I’m interested in the in-between times: a pre-apocalypse, post-extinction kind of idea. There is a model called Creative Destruction, which is also used in economics, in which an ecosystem can grow and undergo continuous change, dying and regrowing, a system that is internally organised and balanced. This idea interests me greatly, and brings up huge possibilities and questions about our future; that for the natural world to recover, humans have to radically alter their behaviour, or potentially not be around in such large numbers, so nature can be left alone to right itself again. The fact that there generally aren’t any people in my work could suggest we have become extinct, or at least are removed from this environment. This particular drawing portrays an orange sky and a primitive beehive in the foreground. Are there bees living in that beehive? Why is the sky orange? These things may not be so obvious at first, but that’s what i’m trying to do, to make the viewer think a little deeper about my work and in turn the world around them.


The ambiguity in my work is also heightened by the mysterious animals it contains, the unusual mammals and curious bird species, and by contrasting elements, natural and man-made, inanimate and animal, a mushroom next to a cactus, a cosy cottage in front of a burning skyscraper, beehives and snaking vines.

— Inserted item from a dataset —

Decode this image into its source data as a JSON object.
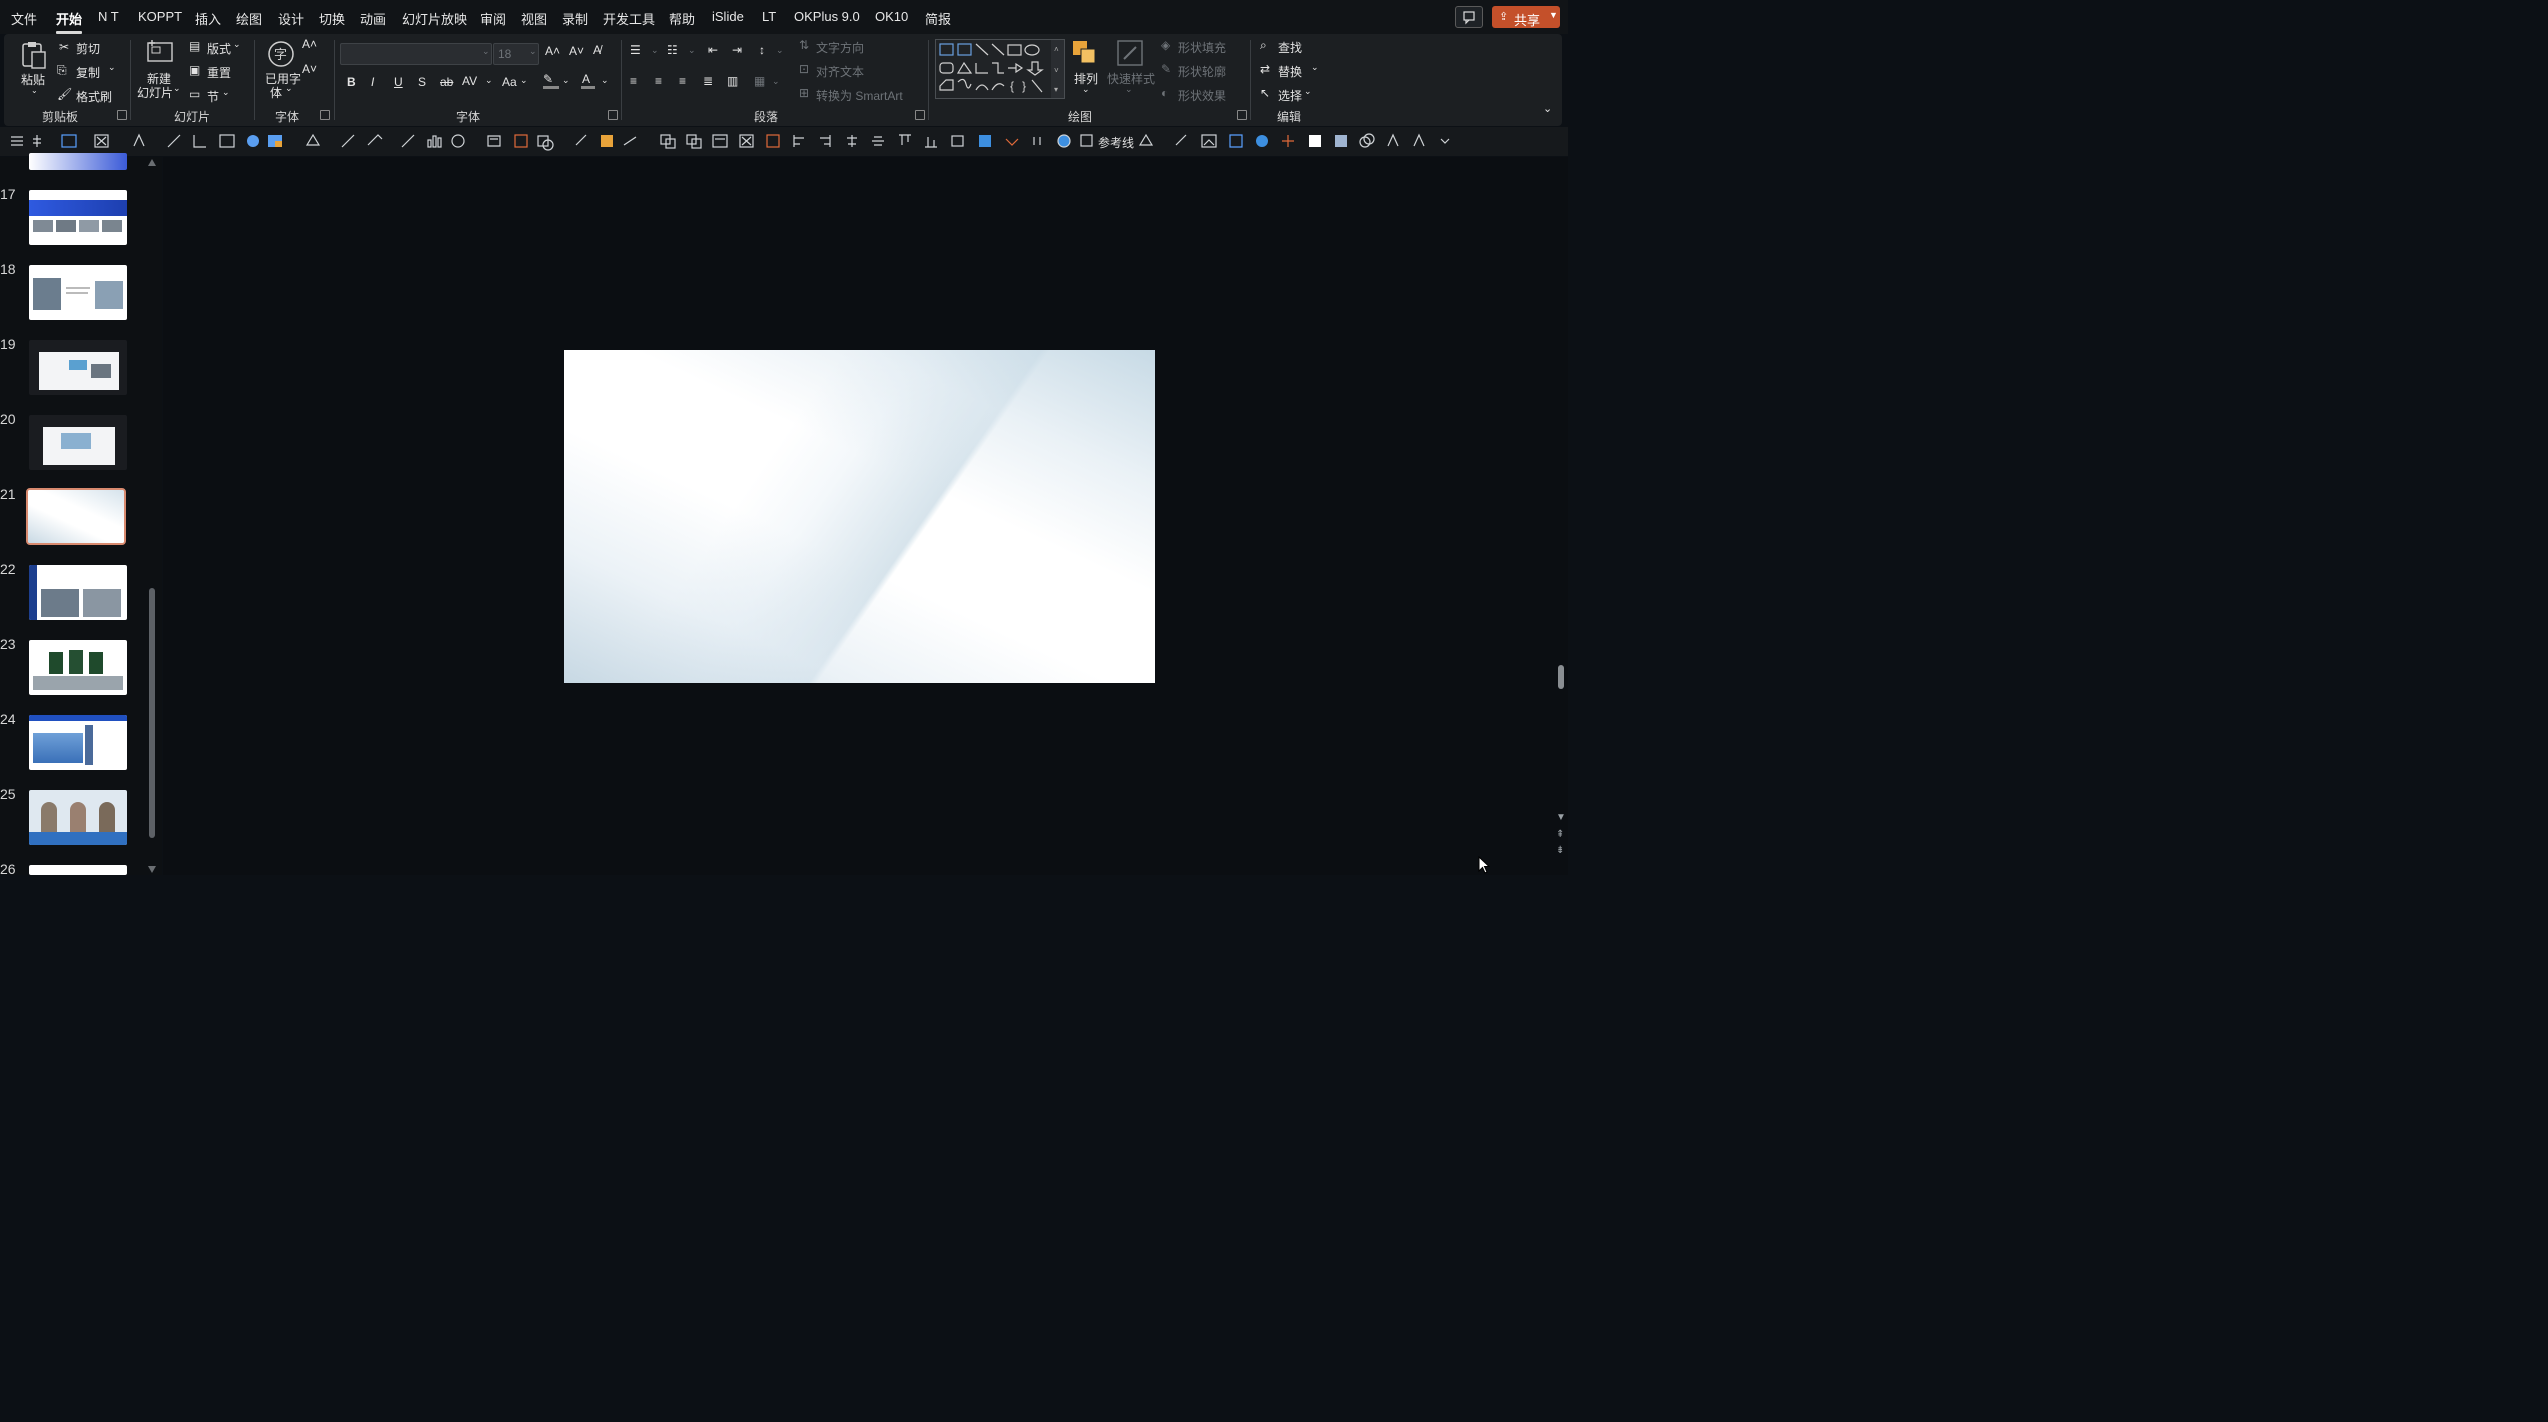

Sometimes, in the case of a cactus and a mushroom, the elements are an impossibility (mushrooms like damp environments, while cacti like dry ones), and this might stimulate a question. Other times these juxtapositions are just for aesthetic purposes. I almost always include a palm tree of some kind, and a volcano. These elements to me add a sense of heat, tropics, a hint at a warmed-up climate, and certainly, in the case of a smoking volcano, a sense of imminent destruction, but also intense spectacle.


My endeavour is to create a beautiful sense of mystery, or perhaps even unease, and portray a world that we may want to inhabit, even if it looks different from what we imagine. I want my work to not appear dystopian, but filled with hope for all that inhabit our world and curiosity for how it all may evolve to find new ways of coexistence.

I don’t know if it’s a world I would necessarily want to live in. It might be too late for us! I try to include lots of ‘natural’ things that I find more interesting and beautiful than man-made things, so I think I am ultimately depicting hope. Artist Robert Crumb made a print in the late 1970s called “A Short History of America” which depicted a patch of trees slowly turning into a house, then several houses and a railway line, a street, cars and gas stations, and so on. He recently updated it with three possible outcomes: a dead, burned-to-a-crisp planet, a futuristic sci-fi world of flying cars and technology, and thirdly, an ‘ecotopia’ of lush trees, bicycles, and happy families. My work, I would say, is more inclined to lean towards hopes for an ‘ecotopia.’